Moreover, the use of the word “Quiet” reverts his loud running over the gravel back to silence which is something that Hill uses a lot to juxtapose the too, but also to make a false sense of safety as now silence has come, danger is just around the corner. This links to one of the key techniques that Hill uses to create fear in the novel: the use of an isolated and spooky setting. Arthur represents the troubled narrator and he goes through all the
This gives a dystopian feel. Low-key lighting is used to create shadows and give the feel of darkness. The setting is realistic and relatable to the audience, which creates a strong sense of unease because the audience can link it to their everyday lives. The bar like railings going up the stairs have connotations of entrapment and acts like a barrier to the truth. It could also symbolise how the villain will end up behind bars.
Alicia Bertolino Due October 6, 2014 Hamlet- Diction and Imagery Essay Ms. Negron How does diction and imagery in the ghost’s speech to Hamlet create a comparison between the two gardens before and after the entrance of the serpents? In the drama, Hamlet by Shakespeare the use of diction and imagery are used throughout the play to create comparisons. In Act One, Scene 5, the ghost makes a speech to Hamlet to create a comparison between the two gardens before and after the entrance of the serpents. To convey this comparison Shakespeare uses diction and imagery to show this comparison. In the beginning of the ghost’s speech he describes the garden as being peaceful, serene, and innocent.
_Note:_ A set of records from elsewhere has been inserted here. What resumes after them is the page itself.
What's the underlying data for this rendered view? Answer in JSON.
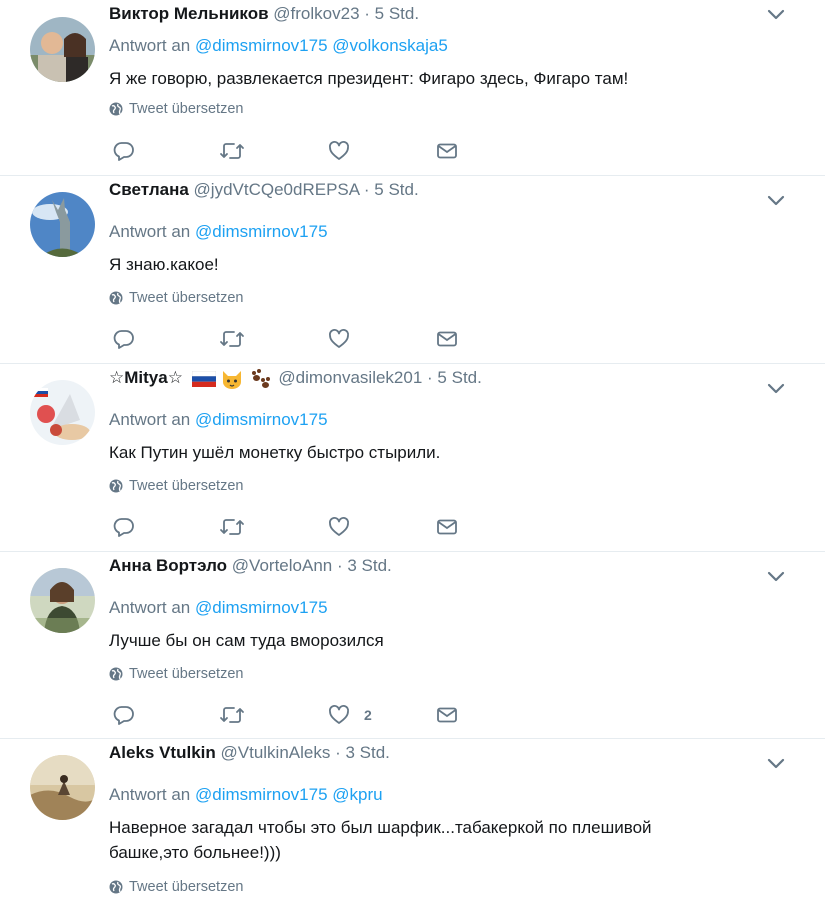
{
  "translate_label": "Tweet übersetzen",
  "reply_prefix": "Antwort an",
  "colors": {
    "link": "#1da1f2",
    "muted": "#657786",
    "text": "#14171a",
    "border": "#e6ecf0"
  },
  "tweets": [
    {
      "fullname": "Виктор Мельников",
      "username": "@frolkov23",
      "time": "5 Std.",
      "mentions": [
        "@dimsmirnov175",
        "@volkonskaja5"
      ],
      "text": "Я же говорю, развлекается президент: Фигаро здесь, Фигаро там!",
      "like_count": ""
    },
    {
      "fullname": "Светлана",
      "username": "@jydVtCQe0dREPSA",
      "time": "5 Std.",
      "mentions": [
        "@dimsmirnov175"
      ],
      "text": "Я знаю.какое!",
      "like_count": ""
    },
    {
      "fullname": "☆Mitya☆",
      "username": "@dimonvasilek201",
      "time": "5 Std.",
      "mentions": [
        "@dimsmirnov175"
      ],
      "text": "Как Путин ушёл монетку быстро стырили.",
      "like_count": ""
    },
    {
      "fullname": "Анна Вортэло",
      "username": "@VorteloAnn",
      "time": "3 Std.",
      "mentions": [
        "@dimsmirnov175"
      ],
      "text": "Лучше бы он сам туда вморозился",
      "like_count": "2"
    },
    {
      "fullname": "Aleks Vtulkin",
      "username": "@VtulkinAleks",
      "time": "3 Std.",
      "mentions": [
        "@dimsmirnov175",
        "@kpru"
      ],
      "text_line1": "Наверное загадал чтобы это был шарфик...табакеркой по плешивой",
      "text_line2": "башке,это больнее!)))",
      "like_count": ""
    }
  ]
}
He starts off his speech with the tone of debating the self that is in the mirror. The audience cannot feel the tragic soulful overtones felt in Tennant’s performance. When Branagh says “to die…to sleep” you do not get the feeling that he is longing for death with emotion but more that he is discussing the pros and cons in a logical way. As the intensity of emotion builds, the camera moves up and in tighter on the form of Hamlet in the mirror. It seems symbolic of him looking deeply inside himself.
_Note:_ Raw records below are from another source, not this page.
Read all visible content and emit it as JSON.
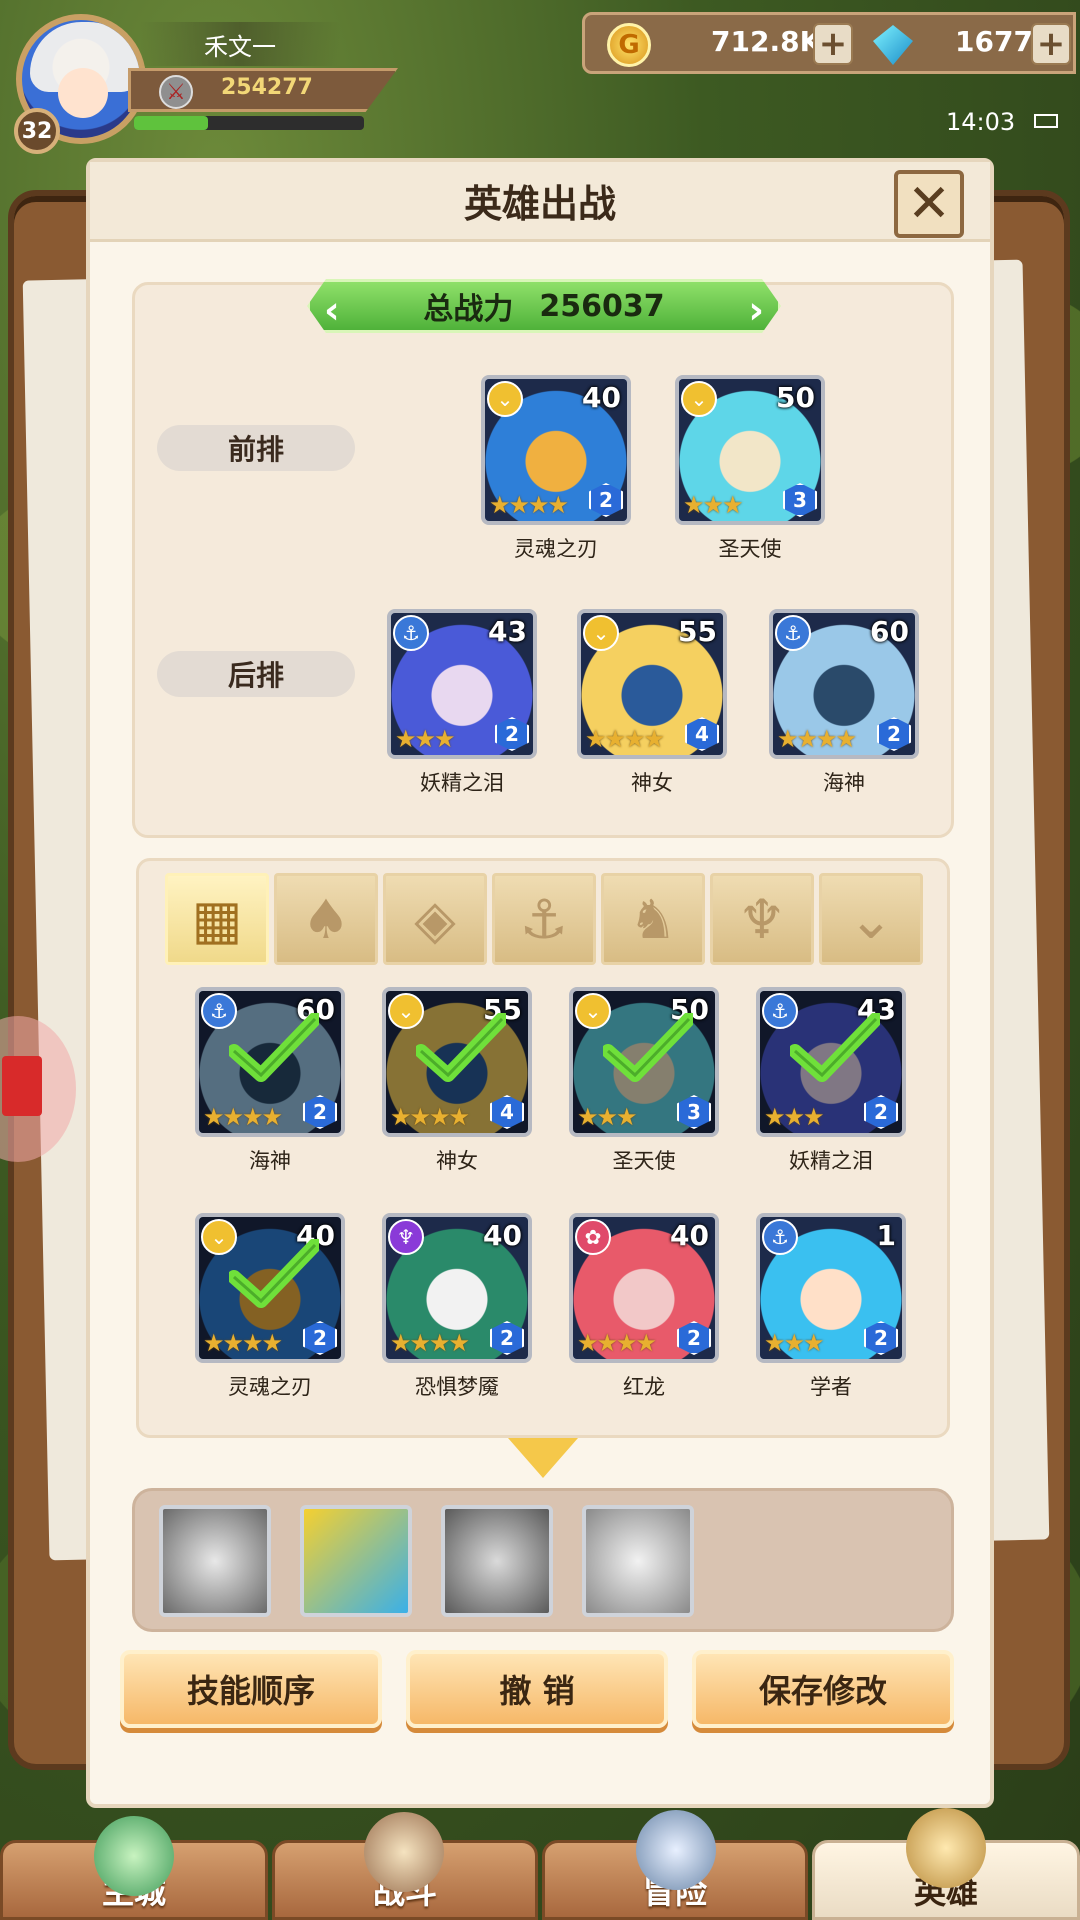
{
  "player": {
    "name": "禾文一",
    "level": "32",
    "power": "254277",
    "exp_fraction": 0.32
  },
  "currency": {
    "gold": "712.8K",
    "gems": "1677",
    "plus": "+"
  },
  "status": {
    "time": "14:03"
  },
  "dialog": {
    "title": "英雄出战",
    "close": "✕",
    "total_power_label": "总战力",
    "total_power_value": "256037",
    "front_row_label": "前排",
    "back_row_label": "后排"
  },
  "front_row": [
    {
      "name": "灵魂之刃",
      "level": "40",
      "stars": "★★★★",
      "tier": "2",
      "class": "shield"
    },
    {
      "name": "圣天使",
      "level": "50",
      "stars": "★★★",
      "tier": "3",
      "class": "shield"
    }
  ],
  "back_row": [
    {
      "name": "妖精之泪",
      "level": "43",
      "stars": "★★★",
      "tier": "2",
      "class": "anchor"
    },
    {
      "name": "神女",
      "level": "55",
      "stars": "★★★★",
      "tier": "4",
      "class": "shield"
    },
    {
      "name": "海神",
      "level": "60",
      "stars": "★★★★",
      "tier": "2",
      "class": "anchor"
    }
  ],
  "filters": [
    "all-icon",
    "nature-icon",
    "diamond-icon",
    "anchor-icon",
    "beast-icon",
    "horn-icon",
    "shield-icon"
  ],
  "roster": [
    {
      "name": "海神",
      "level": "60",
      "stars": "★★★★",
      "tier": "2",
      "class": "anchor",
      "selected": true
    },
    {
      "name": "神女",
      "level": "55",
      "stars": "★★★★",
      "tier": "4",
      "class": "shield",
      "selected": true
    },
    {
      "name": "圣天使",
      "level": "50",
      "stars": "★★★",
      "tier": "3",
      "class": "shield",
      "selected": true
    },
    {
      "name": "妖精之泪",
      "level": "43",
      "stars": "★★★",
      "tier": "2",
      "class": "anchor",
      "selected": true
    },
    {
      "name": "灵魂之刃",
      "level": "40",
      "stars": "★★★★",
      "tier": "2",
      "class": "shield",
      "selected": true
    },
    {
      "name": "恐惧梦魇",
      "level": "40",
      "stars": "★★★★",
      "tier": "2",
      "class": "horn",
      "selected": false
    },
    {
      "name": "红龙",
      "level": "40",
      "stars": "★★★★",
      "tier": "2",
      "class": "flame",
      "selected": false
    },
    {
      "name": "学者",
      "level": "1",
      "stars": "★★★",
      "tier": "2",
      "class": "anchor",
      "selected": false
    }
  ],
  "skills": [
    "skill-1-icon",
    "skill-2-icon",
    "skill-3-icon",
    "skill-4-icon"
  ],
  "buttons": {
    "skill_order": "技能顺序",
    "undo": "撤 销",
    "save": "保存修改"
  },
  "nav": {
    "home": "主城",
    "battle": "战斗",
    "adventure": "冒险",
    "heroes": "英雄"
  },
  "colors": {
    "accent_green": "#5fc23d",
    "button_orange": "#f6b868",
    "panel_bg": "#fbf5ea"
  }
}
An interaction between the two shows the contrast between peoples personalities and judgements. Judge Hawthorne’s use of light and dark imagery shows the significance of good and evil in The Crucible. The author uses stage directions to show the characters tone of voice, emotions and facial expressions. for example; when Elizabeth is informing Proctor of Giles Corey's death, a stage direction says "He looks at her incredulously" and facial expressions can be as strong as woods. Stage directions can also be used to show what a person is feeling and thinking.
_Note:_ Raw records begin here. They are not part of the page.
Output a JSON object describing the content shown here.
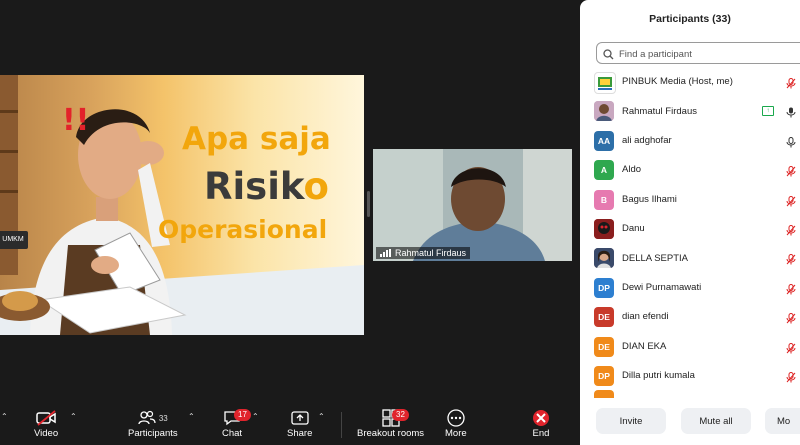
{
  "shared_slide": {
    "alert_text": "!!",
    "title_line1": "Apa saja",
    "title_line2_main": "Risik",
    "title_line2_accent": "o",
    "title_line3": "Operasional",
    "sign_text": "UMKM"
  },
  "video_tile": {
    "participant_name": "Rahmatul Firdaus"
  },
  "toolbar": {
    "video_label": "Video",
    "participants_label": "Participants",
    "participants_count": "33",
    "chat_label": "Chat",
    "chat_badge": "17",
    "share_label": "Share",
    "breakout_label": "Breakout rooms",
    "breakout_badge": "32",
    "more_label": "More",
    "end_label": "End"
  },
  "panel": {
    "title": "Participants (33)",
    "search_placeholder": "Find a participant",
    "participants": [
      {
        "name": "PINBUK Media (Host, me)",
        "initials": "",
        "avatar_color": "#ffffff",
        "mic": "muted"
      },
      {
        "name": "Rahmatul Firdaus",
        "initials": "",
        "avatar_color": "#c9a8c0",
        "mic": "on",
        "sharing": true
      },
      {
        "name": "ali adghofar",
        "initials": "AA",
        "avatar_color": "#2d6fa8",
        "mic": "on"
      },
      {
        "name": "Aldo",
        "initials": "A",
        "avatar_color": "#2fa84f",
        "mic": "muted"
      },
      {
        "name": "Bagus Ilhami",
        "initials": "B",
        "avatar_color": "#e67ab0",
        "mic": "muted"
      },
      {
        "name": "Danu",
        "initials": "",
        "avatar_color": "#b02a2a",
        "mic": "muted"
      },
      {
        "name": "DELLA SEPTIA",
        "initials": "",
        "avatar_color": "#6b5a7a",
        "mic": "muted"
      },
      {
        "name": "Dewi Purnamawati",
        "initials": "DP",
        "avatar_color": "#2d7fd0",
        "mic": "muted"
      },
      {
        "name": "dian efendi",
        "initials": "DE",
        "avatar_color": "#c83a2a",
        "mic": "muted"
      },
      {
        "name": "DIAN EKA",
        "initials": "DE",
        "avatar_color": "#f08a1a",
        "mic": "muted"
      },
      {
        "name": "Dilla putri kumala",
        "initials": "DP",
        "avatar_color": "#f08a1a",
        "mic": "muted"
      }
    ],
    "invite_label": "Invite",
    "mute_all_label": "Mute all",
    "more_label": "Mo"
  }
}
For a piece that can be read in one short sitting, ‘The Yellow Wallpaper’ evokes an impressive level of fear. To bring about such strong emotion in so little space, Gilman simultaneously makes use of several plot devices woven carefully into the short story. One such element is dramatic irony, which occurs when the full significance of characters’ thoughts or actions is understood by the audience but not the characters themselves. Dramatic irony is almost omnipresent the genre of horror due to its power to add suspense and a sense of dread to a plot, but Gilman cleverly uses it to serve other purposes as well. The dramatic irony in ‘The Yellow Wall-Paper’ not only adds to the story’s horror, it also creates the illusion that readers have power over the plot and that ideas presented in the story come from the themselves rather than from the author.